───── Source records ─────

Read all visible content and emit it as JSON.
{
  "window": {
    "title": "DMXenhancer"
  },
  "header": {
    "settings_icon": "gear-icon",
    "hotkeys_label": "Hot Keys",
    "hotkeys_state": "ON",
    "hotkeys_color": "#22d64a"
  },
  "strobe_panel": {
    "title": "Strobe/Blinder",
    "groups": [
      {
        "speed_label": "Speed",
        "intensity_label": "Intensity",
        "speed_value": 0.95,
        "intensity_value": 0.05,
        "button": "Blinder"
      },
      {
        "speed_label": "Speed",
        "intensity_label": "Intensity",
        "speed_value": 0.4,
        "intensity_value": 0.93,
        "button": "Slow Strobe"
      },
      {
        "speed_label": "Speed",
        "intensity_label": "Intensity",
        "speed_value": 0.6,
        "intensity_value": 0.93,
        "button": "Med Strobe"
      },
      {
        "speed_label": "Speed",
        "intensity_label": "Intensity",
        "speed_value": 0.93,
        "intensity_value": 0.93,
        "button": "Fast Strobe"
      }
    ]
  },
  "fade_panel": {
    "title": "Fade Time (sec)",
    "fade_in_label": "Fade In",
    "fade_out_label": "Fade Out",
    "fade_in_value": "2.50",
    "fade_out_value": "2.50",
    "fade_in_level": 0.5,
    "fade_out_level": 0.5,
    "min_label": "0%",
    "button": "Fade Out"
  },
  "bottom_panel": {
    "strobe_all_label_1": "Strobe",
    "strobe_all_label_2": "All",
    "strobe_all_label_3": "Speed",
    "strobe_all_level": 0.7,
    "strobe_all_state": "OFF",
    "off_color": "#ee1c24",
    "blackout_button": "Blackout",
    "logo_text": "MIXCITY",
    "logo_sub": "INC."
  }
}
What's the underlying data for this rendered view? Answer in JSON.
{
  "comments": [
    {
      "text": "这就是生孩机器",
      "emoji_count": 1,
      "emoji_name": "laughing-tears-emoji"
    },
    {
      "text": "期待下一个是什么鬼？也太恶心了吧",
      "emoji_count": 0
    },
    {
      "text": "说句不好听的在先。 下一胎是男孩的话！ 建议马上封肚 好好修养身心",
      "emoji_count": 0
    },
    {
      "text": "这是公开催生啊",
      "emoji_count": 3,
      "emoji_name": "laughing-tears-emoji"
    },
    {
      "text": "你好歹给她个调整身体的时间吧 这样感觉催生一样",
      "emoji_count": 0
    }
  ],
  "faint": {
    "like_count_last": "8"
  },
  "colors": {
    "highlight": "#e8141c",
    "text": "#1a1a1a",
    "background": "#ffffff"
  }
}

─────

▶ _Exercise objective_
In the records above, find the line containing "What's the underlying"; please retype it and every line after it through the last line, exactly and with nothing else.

▶ _Exercise result_
What's the underlying data for this rendered view? Answer in JSON.
{
  "comments": [
    {
      "text": "这就是生孩机器",
      "emoji_count": 1,
      "emoji_name": "laughing-tears-emoji"
    },
    {
      "text": "期待下一个是什么鬼？也太恶心了吧",
      "emoji_count": 0
    },
    {
      "text": "说句不好听的在先。 下一胎是男孩的话！ 建议马上封肚 好好修养身心",
      "emoji_count": 0
    },
    {
      "text": "这是公开催生啊",
      "emoji_count": 3,
      "emoji_name": "laughing-tears-emoji"
    },
    {
      "text": "你好歹给她个调整身体的时间吧 这样感觉催生一样",
      "emoji_count": 0
    }
  ],
  "faint": {
    "like_count_last": "8"
  },
  "colors": {
    "highlight": "#e8141c",
    "text": "#1a1a1a",
    "background": "#ffffff"
  }
}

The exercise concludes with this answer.